By Murray Newman www.murraynewman.com I was a 7th grader in Bryan, Texas when I learned a fellow classmate had been killed by a drunk driver.  I didn’t know the boy who was killed personally, but I had seen him around school for years.   A female student at A&M had been celebrating the end of […]

Nothing Really Has Changed (The Sad State of the Great Writ); By Robin Norris

Early in 1986, the Court of Criminal Appeals decided that the time for filing a state’s petition for discretionary review is extended if the decision of the intermediate appellate court becomes final on a weekend or holiday.  West v. State, 702 S.W.2d 629 (Tex. Crim. App. 1986). Four months later, the Court decided that the […]

It’s Sausage Time!!

Well, as September 1 rapidly approaches, carrying with it the product of our duly elected representatives, I am reminded of some words by Grant Gilmore: Law reflects but in no sense determines the moral worth of a society. The values of a reasonably just society will reflect themselves in a reasonably just law. The better […]

We Don’t Need No Stinkin’ Badges!
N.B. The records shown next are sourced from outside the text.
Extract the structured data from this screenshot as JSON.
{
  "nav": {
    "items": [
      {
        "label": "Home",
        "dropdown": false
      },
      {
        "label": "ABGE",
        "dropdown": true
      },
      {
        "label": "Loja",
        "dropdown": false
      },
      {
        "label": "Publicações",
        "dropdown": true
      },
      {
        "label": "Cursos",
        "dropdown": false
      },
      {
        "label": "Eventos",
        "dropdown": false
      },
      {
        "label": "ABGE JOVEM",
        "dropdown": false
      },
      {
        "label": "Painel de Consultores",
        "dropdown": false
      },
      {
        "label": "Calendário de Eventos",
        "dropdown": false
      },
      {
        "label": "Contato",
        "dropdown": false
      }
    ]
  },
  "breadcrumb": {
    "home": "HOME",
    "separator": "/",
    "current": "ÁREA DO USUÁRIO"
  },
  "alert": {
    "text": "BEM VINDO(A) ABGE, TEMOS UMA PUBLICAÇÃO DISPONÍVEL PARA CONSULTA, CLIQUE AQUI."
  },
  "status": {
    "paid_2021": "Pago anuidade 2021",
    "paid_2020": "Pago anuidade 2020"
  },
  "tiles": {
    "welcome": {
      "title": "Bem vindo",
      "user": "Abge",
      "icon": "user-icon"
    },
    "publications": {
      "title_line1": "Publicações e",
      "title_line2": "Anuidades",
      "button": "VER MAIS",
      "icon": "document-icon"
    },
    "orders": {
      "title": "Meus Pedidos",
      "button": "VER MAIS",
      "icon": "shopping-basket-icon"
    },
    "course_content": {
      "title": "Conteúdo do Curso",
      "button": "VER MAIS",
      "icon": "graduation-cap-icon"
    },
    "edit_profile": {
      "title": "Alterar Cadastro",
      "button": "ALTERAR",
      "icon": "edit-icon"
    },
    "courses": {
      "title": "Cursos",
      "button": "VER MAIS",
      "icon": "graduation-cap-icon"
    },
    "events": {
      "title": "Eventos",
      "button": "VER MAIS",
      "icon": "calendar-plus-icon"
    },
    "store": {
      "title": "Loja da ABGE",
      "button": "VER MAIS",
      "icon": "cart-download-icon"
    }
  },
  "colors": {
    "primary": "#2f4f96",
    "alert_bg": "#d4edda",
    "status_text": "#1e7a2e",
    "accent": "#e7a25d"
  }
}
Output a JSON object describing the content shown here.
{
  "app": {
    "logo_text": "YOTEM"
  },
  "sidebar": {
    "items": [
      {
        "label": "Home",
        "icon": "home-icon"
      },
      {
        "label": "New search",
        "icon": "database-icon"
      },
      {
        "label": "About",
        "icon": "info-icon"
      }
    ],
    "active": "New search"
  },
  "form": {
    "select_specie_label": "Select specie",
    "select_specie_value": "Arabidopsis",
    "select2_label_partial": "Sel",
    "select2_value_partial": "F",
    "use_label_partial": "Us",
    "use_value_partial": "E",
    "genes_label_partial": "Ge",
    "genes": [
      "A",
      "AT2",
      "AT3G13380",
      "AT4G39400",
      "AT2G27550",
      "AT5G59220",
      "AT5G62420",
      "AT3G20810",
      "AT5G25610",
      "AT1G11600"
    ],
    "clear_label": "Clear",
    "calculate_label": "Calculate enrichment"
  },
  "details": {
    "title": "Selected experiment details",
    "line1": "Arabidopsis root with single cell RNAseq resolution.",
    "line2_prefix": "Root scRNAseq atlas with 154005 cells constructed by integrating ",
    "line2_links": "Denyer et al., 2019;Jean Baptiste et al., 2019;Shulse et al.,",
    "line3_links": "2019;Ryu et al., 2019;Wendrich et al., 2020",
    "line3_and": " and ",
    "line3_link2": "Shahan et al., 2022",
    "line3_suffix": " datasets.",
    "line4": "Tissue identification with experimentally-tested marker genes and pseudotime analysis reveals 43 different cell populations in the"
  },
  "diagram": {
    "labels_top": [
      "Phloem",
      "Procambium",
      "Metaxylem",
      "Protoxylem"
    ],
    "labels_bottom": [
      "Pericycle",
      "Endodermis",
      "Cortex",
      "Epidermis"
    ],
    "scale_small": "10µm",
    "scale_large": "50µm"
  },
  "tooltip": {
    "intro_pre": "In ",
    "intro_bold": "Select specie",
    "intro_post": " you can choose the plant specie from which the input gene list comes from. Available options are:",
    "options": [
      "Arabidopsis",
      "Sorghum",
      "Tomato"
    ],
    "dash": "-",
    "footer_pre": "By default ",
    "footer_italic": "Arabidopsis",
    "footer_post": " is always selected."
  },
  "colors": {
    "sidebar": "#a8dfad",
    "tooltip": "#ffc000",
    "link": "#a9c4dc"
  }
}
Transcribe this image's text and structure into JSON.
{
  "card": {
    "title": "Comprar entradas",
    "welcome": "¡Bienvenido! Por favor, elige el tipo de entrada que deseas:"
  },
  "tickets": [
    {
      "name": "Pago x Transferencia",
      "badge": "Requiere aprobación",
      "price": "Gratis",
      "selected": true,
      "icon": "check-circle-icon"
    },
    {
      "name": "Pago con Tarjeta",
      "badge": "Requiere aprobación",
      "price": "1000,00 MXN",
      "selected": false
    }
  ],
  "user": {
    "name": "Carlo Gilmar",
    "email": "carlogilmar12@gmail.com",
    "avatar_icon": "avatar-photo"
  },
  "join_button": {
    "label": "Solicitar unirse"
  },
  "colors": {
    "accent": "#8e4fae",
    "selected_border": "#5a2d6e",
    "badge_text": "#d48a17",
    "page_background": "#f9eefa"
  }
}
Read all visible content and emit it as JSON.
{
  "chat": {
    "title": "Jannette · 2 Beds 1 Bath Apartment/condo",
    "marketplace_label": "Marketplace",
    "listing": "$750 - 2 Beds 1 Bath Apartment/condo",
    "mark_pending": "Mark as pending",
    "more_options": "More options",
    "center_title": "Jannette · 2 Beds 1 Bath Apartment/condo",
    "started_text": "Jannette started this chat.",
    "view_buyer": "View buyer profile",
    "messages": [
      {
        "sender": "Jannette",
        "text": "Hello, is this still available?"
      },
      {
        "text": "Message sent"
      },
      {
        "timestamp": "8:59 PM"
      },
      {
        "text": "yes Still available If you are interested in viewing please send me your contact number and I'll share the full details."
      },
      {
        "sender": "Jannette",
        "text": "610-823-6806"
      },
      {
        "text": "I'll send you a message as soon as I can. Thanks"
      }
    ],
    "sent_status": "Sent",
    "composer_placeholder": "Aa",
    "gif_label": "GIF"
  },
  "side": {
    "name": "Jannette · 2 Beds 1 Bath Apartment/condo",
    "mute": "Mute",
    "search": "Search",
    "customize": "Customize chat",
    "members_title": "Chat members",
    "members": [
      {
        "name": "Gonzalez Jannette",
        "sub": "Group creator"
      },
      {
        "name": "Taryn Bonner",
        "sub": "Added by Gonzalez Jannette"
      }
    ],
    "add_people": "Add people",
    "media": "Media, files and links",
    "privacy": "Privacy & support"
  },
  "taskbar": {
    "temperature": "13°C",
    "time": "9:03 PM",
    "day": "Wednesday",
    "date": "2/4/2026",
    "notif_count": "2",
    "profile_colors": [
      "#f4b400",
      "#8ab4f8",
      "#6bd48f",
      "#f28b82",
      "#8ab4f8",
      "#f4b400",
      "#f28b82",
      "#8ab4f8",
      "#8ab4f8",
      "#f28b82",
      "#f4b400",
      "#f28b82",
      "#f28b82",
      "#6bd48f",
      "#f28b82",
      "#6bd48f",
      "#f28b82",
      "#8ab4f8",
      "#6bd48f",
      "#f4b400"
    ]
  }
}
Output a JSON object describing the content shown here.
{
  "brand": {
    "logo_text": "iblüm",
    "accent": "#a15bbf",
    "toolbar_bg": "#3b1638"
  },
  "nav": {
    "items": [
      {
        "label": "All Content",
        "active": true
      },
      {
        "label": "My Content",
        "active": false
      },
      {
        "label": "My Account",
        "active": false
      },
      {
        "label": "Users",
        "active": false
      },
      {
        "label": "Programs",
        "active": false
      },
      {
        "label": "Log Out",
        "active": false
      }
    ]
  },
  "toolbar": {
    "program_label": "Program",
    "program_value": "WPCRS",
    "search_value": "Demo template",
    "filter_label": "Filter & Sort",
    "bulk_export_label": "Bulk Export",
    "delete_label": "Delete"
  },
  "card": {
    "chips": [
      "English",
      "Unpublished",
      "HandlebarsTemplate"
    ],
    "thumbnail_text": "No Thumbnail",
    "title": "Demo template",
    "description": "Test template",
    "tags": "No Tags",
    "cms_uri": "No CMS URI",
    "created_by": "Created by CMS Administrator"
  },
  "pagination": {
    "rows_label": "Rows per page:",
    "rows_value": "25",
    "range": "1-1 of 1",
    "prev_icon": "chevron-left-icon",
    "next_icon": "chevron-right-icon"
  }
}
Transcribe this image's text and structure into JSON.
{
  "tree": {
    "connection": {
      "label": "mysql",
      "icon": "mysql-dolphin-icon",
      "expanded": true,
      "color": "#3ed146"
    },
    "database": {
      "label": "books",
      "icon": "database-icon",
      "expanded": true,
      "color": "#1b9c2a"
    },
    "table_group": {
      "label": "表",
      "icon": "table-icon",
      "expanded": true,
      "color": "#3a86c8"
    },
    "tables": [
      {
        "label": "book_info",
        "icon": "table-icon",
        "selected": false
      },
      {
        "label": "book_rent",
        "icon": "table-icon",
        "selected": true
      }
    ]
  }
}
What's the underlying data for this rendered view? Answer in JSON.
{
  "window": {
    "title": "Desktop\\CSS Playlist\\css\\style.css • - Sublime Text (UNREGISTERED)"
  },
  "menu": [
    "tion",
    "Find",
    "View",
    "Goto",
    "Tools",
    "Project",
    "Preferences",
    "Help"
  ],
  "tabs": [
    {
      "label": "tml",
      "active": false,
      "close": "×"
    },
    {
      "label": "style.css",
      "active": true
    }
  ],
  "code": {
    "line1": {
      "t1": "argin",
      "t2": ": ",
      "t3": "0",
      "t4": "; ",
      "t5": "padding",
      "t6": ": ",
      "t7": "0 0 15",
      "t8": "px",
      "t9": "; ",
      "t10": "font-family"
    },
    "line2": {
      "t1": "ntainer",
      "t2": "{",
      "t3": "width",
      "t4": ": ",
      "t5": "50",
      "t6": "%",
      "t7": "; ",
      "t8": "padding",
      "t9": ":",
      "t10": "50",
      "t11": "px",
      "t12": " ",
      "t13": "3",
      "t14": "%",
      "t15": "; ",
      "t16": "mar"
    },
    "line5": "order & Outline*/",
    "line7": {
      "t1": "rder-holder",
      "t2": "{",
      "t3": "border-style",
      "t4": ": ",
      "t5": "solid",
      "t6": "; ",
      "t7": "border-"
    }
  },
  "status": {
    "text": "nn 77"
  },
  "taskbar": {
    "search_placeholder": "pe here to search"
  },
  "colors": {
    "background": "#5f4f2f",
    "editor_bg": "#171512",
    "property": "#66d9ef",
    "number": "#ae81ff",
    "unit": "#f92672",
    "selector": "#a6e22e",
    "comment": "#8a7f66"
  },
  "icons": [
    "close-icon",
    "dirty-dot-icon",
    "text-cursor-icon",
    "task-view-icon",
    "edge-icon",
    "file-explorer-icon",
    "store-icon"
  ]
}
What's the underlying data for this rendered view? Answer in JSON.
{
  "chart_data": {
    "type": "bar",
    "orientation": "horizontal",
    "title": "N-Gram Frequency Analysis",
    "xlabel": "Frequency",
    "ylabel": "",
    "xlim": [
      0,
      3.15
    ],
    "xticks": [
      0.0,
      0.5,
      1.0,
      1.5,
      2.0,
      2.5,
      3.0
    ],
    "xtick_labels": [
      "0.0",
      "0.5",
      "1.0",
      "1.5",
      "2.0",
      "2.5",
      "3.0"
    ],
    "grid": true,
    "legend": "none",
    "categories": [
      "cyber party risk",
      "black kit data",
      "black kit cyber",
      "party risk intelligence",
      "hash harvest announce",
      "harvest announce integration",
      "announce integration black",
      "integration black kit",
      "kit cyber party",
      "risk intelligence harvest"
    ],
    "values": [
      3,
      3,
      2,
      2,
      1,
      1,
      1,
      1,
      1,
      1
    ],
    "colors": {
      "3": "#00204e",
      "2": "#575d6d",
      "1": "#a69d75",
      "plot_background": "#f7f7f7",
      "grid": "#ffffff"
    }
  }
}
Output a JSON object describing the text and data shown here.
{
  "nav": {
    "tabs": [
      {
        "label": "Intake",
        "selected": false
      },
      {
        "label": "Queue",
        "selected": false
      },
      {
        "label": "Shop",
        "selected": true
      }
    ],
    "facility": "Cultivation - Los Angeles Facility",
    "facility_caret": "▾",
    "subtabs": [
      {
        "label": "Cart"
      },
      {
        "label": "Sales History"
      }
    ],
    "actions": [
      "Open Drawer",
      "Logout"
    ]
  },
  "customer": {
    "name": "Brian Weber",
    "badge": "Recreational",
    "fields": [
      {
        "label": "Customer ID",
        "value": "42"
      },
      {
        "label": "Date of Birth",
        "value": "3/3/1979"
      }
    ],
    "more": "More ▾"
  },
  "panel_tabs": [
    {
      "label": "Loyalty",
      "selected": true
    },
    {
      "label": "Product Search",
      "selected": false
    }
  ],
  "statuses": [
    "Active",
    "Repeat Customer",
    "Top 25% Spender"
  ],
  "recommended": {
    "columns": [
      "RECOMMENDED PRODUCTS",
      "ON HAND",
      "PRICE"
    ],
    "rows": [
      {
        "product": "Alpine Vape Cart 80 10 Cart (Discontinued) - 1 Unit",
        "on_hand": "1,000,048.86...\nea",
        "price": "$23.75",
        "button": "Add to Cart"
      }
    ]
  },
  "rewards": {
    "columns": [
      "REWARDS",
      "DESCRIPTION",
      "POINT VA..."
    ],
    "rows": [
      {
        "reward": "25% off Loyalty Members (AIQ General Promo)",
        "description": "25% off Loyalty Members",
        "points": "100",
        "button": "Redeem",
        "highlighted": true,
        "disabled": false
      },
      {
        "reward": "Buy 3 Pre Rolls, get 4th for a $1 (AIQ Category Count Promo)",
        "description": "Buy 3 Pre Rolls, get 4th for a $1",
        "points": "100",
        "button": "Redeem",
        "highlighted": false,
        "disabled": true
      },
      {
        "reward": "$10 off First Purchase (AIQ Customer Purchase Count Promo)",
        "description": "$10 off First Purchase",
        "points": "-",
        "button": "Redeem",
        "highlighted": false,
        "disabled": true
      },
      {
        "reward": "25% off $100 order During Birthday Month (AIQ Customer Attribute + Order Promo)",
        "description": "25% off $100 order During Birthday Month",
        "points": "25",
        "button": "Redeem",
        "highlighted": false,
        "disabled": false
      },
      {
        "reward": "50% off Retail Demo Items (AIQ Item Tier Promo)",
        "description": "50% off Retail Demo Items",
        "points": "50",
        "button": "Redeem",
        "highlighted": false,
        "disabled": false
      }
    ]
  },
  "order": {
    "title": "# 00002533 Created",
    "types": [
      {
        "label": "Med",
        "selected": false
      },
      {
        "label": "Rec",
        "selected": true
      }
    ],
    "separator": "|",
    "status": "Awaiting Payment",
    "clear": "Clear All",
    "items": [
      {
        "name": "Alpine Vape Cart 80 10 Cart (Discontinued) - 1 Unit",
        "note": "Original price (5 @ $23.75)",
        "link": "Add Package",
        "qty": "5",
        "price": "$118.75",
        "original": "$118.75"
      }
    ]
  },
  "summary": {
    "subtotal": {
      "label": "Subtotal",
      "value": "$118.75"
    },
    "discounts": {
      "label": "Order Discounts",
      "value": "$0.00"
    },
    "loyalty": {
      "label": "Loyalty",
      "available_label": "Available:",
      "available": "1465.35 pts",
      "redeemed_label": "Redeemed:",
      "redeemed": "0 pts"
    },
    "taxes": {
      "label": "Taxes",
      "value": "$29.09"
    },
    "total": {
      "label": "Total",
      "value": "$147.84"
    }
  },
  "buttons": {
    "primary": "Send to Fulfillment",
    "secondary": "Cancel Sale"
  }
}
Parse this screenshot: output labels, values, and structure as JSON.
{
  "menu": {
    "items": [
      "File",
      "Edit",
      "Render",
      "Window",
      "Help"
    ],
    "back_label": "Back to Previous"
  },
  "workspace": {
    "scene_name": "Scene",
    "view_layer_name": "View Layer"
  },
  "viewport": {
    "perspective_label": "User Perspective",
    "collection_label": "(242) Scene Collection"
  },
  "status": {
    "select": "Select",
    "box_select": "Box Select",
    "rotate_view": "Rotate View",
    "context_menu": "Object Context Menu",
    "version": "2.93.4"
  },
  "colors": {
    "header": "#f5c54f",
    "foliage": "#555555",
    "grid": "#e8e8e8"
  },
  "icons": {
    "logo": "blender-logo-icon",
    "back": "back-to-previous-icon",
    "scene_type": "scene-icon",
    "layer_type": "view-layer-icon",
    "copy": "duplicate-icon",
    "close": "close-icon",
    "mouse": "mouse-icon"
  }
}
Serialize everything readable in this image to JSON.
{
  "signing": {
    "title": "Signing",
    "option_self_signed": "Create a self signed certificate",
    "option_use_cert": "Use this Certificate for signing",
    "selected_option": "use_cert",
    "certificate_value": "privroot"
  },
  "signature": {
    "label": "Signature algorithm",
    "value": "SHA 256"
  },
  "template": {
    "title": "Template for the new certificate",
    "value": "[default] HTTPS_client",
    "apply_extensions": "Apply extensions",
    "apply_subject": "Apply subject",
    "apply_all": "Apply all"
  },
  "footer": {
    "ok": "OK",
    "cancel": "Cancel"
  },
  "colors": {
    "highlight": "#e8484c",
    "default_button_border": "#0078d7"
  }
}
Before anyone thinks we have a new statewide law permitting defense lawyers everywhere to glide through courthouse security, you should know that House bill 3003, recently passed by the Legislature, is more modest. It simply wipes out the population requirement for charging a fee for selective “passes” from the indignity all other classes must suffer […]